WHAT THE EXERCISE ASKS: The answer must be the full listing, restated word for word.

SUPPLIED ENTRIES:
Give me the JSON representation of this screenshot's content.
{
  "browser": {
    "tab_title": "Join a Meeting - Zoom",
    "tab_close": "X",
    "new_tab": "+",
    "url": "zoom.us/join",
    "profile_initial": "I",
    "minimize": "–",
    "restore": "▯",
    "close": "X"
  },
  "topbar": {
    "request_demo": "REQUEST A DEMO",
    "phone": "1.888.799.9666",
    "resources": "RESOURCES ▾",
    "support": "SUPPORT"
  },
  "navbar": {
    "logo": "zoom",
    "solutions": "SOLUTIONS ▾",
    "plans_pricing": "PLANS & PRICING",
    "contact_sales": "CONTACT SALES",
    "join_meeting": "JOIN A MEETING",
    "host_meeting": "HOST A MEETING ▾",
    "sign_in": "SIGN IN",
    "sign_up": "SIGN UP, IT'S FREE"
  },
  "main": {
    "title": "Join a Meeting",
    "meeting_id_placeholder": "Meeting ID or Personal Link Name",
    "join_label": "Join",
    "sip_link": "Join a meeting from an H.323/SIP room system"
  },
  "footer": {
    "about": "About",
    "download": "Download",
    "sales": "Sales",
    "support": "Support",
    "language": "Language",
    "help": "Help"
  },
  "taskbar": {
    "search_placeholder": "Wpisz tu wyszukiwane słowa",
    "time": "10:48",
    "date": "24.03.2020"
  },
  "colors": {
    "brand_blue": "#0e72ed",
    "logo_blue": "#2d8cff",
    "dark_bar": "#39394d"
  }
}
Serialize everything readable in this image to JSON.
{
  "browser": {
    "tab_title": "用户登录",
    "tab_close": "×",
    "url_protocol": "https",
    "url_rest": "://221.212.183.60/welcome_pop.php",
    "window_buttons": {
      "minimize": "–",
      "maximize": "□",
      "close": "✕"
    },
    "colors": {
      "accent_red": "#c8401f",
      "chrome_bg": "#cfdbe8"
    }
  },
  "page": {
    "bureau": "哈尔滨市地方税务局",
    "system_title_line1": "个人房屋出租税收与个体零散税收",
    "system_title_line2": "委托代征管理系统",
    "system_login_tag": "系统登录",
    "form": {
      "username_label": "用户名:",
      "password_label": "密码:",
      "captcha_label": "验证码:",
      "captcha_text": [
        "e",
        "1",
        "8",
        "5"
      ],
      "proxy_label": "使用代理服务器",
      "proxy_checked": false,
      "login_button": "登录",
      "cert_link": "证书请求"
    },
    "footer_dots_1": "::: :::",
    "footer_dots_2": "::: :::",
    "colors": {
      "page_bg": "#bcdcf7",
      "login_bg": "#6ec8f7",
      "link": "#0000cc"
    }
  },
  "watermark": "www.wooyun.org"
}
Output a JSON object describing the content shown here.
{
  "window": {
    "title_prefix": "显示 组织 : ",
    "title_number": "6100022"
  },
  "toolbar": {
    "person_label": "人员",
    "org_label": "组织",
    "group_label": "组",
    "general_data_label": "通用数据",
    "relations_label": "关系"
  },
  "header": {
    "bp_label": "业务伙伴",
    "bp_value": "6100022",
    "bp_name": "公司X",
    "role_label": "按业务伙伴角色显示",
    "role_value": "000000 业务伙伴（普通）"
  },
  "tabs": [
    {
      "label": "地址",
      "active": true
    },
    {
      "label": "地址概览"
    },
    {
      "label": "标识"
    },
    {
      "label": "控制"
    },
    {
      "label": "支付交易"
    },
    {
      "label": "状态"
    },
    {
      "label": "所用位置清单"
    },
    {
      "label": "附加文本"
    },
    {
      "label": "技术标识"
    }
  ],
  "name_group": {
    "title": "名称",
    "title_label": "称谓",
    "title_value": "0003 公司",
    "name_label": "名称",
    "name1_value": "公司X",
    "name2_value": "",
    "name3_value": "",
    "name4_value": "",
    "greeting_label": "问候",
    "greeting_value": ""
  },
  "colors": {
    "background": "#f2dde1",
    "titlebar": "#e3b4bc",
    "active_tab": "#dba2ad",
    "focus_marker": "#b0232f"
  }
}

EXERCISE RESULT:
Give me the JSON representation of this screenshot's content.
{
  "browser": {
    "tab_title": "Join a Meeting - Zoom",
    "tab_close": "X",
    "new_tab": "+",
    "url": "zoom.us/join",
    "profile_initial": "I",
    "minimize": "–",
    "restore": "▯",
    "close": "X"
  },
  "topbar": {
    "request_demo": "REQUEST A DEMO",
    "phone": "1.888.799.9666",
    "resources": "RESOURCES ▾",
    "support": "SUPPORT"
  },
  "navbar": {
    "logo": "zoom",
    "solutions": "SOLUTIONS ▾",
    "plans_pricing": "PLANS & PRICING",
    "contact_sales": "CONTACT SALES",
    "join_meeting": "JOIN A MEETING",
    "host_meeting": "HOST A MEETING ▾",
    "sign_in": "SIGN IN",
    "sign_up": "SIGN UP, IT'S FREE"
  },
  "main": {
    "title": "Join a Meeting",
    "meeting_id_placeholder": "Meeting ID or Personal Link Name",
    "join_label": "Join",
    "sip_link": "Join a meeting from an H.323/SIP room system"
  },
  "footer": {
    "about": "About",
    "download": "Download",
    "sales": "Sales",
    "support": "Support",
    "language": "Language",
    "help": "Help"
  },
  "taskbar": {
    "search_placeholder": "Wpisz tu wyszukiwane słowa",
    "time": "10:48",
    "date": "24.03.2020"
  },
  "colors": {
    "brand_blue": "#0e72ed",
    "logo_blue": "#2d8cff",
    "dark_bar": "#39394d"
  }
}
Serialize everything readable in this image to JSON.
{
  "browser": {
    "tab_title": "用户登录",
    "tab_close": "×",
    "url_protocol": "https",
    "url_rest": "://221.212.183.60/welcome_pop.php",
    "window_buttons": {
      "minimize": "–",
      "maximize": "□",
      "close": "✕"
    },
    "colors": {
      "accent_red": "#c8401f",
      "chrome_bg": "#cfdbe8"
    }
  },
  "page": {
    "bureau": "哈尔滨市地方税务局",
    "system_title_line1": "个人房屋出租税收与个体零散税收",
    "system_title_line2": "委托代征管理系统",
    "system_login_tag": "系统登录",
    "form": {
      "username_label": "用户名:",
      "password_label": "密码:",
      "captcha_label": "验证码:",
      "captcha_text": [
        "e",
        "1",
        "8",
        "5"
      ],
      "proxy_label": "使用代理服务器",
      "proxy_checked": false,
      "login_button": "登录",
      "cert_link": "证书请求"
    },
    "footer_dots_1": "::: :::",
    "footer_dots_2": "::: :::",
    "colors": {
      "page_bg": "#bcdcf7",
      "login_bg": "#6ec8f7",
      "link": "#0000cc"
    }
  },
  "watermark": "www.wooyun.org"
}
Output a JSON object describing the content shown here.
{
  "window": {
    "title_prefix": "显示 组织 : ",
    "title_number": "6100022"
  },
  "toolbar": {
    "person_label": "人员",
    "org_label": "组织",
    "group_label": "组",
    "general_data_label": "通用数据",
    "relations_label": "关系"
  },
  "header": {
    "bp_label": "业务伙伴",
    "bp_value": "6100022",
    "bp_name": "公司X",
    "role_label": "按业务伙伴角色显示",
    "role_value": "000000 业务伙伴（普通）"
  },
  "tabs": [
    {
      "label": "地址",
      "active": true
    },
    {
      "label": "地址概览"
    },
    {
      "label": "标识"
    },
    {
      "label": "控制"
    },
    {
      "label": "支付交易"
    },
    {
      "label": "状态"
    },
    {
      "label": "所用位置清单"
    },
    {
      "label": "附加文本"
    },
    {
      "label": "技术标识"
    }
  ],
  "name_group": {
    "title": "名称",
    "title_label": "称谓",
    "title_value": "0003 公司",
    "name_label": "名称",
    "name1_value": "公司X",
    "name2_value": "",
    "name3_value": "",
    "name4_value": "",
    "greeting_label": "问候",
    "greeting_value": ""
  },
  "colors": {
    "background": "#f2dde1",
    "titlebar": "#e3b4bc",
    "active_tab": "#dba2ad",
    "focus_marker": "#b0232f"
  }
}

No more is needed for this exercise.